Tales From My D&D Campaign Wiki

Hinzay was a legendary warrior of the nomadic Vin-Hai tribe in the decades preceeding the Shatterwar. He is best known for ending the reign of the tyrannical King Devonus, secret avatar of Delvash, and subsequently restoring peace between the nomadic tribes of the north and the settled peoples of the Kingdom of Korstraad.

Hinzay's first major accomplishment was slaying Gargama, the leader of the Kar-Hai tribe and ally of King Devonus, as he had attacked Hinzay's tribe in hopes of killing a prophesied warrior who might challenge Devonus' reign. After this battle, Hinzay became known as The Red Sash because of how Gargama's blood stained his traditional tribal attire.
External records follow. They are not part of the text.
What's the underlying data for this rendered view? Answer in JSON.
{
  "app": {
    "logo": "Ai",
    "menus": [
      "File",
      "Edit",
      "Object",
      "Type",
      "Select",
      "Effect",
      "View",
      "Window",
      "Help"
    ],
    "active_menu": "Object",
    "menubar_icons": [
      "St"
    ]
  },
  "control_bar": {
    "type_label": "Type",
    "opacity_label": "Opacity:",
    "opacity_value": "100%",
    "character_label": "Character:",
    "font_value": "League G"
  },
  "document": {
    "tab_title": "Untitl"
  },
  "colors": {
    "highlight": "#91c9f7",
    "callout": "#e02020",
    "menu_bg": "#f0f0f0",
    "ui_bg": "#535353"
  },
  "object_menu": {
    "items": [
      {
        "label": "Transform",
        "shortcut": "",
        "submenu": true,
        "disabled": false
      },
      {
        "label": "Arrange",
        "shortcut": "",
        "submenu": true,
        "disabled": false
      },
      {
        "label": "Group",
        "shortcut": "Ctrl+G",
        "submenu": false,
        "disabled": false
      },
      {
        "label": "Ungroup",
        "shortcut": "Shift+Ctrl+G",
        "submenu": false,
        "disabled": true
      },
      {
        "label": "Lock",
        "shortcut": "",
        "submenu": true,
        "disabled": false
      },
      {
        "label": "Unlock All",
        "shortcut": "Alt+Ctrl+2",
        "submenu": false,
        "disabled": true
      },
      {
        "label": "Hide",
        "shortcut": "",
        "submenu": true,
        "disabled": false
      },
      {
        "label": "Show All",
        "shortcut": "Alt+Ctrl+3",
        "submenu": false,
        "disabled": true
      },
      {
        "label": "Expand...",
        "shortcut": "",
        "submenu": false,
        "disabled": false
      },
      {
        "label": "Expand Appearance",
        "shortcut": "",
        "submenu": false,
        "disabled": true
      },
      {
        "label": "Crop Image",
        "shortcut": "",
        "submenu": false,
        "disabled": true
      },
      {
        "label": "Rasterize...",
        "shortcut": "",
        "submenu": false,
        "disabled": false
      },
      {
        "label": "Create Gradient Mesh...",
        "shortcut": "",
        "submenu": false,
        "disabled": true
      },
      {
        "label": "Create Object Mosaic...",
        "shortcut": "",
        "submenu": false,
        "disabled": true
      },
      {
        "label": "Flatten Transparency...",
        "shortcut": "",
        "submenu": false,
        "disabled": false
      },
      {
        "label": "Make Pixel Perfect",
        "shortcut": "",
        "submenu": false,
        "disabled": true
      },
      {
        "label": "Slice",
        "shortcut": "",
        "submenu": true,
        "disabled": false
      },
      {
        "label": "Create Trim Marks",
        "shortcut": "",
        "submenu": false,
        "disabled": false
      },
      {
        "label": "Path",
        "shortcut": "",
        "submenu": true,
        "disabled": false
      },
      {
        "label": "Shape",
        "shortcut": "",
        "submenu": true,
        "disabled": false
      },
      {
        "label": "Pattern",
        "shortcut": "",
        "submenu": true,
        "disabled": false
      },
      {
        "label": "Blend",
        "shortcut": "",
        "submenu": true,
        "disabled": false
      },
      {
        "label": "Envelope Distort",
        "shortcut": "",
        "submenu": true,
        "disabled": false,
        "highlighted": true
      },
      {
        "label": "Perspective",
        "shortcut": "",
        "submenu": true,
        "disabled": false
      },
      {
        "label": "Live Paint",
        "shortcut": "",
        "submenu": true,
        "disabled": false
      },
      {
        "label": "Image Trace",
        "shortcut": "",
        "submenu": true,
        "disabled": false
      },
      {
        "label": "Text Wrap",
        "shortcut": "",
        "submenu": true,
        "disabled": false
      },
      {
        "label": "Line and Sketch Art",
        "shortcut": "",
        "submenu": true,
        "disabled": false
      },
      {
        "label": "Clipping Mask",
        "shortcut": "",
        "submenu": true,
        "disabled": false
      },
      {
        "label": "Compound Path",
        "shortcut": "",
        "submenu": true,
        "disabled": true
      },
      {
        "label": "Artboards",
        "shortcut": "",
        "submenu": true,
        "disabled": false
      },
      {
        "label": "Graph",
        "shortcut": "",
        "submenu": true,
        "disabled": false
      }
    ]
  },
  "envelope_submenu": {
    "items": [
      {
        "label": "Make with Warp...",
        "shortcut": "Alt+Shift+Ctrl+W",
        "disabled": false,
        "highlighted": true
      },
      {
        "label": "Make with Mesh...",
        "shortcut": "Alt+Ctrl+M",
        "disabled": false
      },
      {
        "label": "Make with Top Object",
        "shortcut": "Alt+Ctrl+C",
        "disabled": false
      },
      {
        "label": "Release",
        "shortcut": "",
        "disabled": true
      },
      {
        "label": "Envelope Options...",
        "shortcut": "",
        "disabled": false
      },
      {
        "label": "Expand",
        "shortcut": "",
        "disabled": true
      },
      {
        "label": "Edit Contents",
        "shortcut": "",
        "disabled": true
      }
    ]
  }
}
As a result of Gargama's connection to Devonus, Hinzay travelled to the Winter Palace for an audience with the king, but was thrown in the dungeon by Devonus, who was warned by Gargama's shade and sought to remove the threat that Hinzay could pose to his rule. Hinzay was imprisoned for two years without exercise or sunlight, though he was regularly fed, until a duke of the court had him placed into the arena to fight other prisoners and gladiators. Hinzay, though unarmed and bound in mithril, defeated many opponents, including a white dragon named Shargurnath who severed his bonds. Hinzay then challenged King Devonus, who was forced to accept and jumped into the arena to fight. During the battle, Hinzay was injured when his scavenged weapon broke before the legendary sovereign sword of Korstraad, but he was able to gain the upper hand on his foe when his own weapon snapped the hand guard of the soverign sword. However, King Devonus was channeling the godly power of his true form and so was still extremely dangerous able to use a huge stone pillar as a club, however Hinzay managed to use that club against him, crushing him under its weight.

After this, Hinzay refused the throne of Korstraad and passed the crown onto the rightful heir of the Smith dynasty. He is not known to have committed any more historically significant deeds, but after his death of unknown causes, the Vin-Hai tribe was renamed the Vin-Hin-Zay in his honour.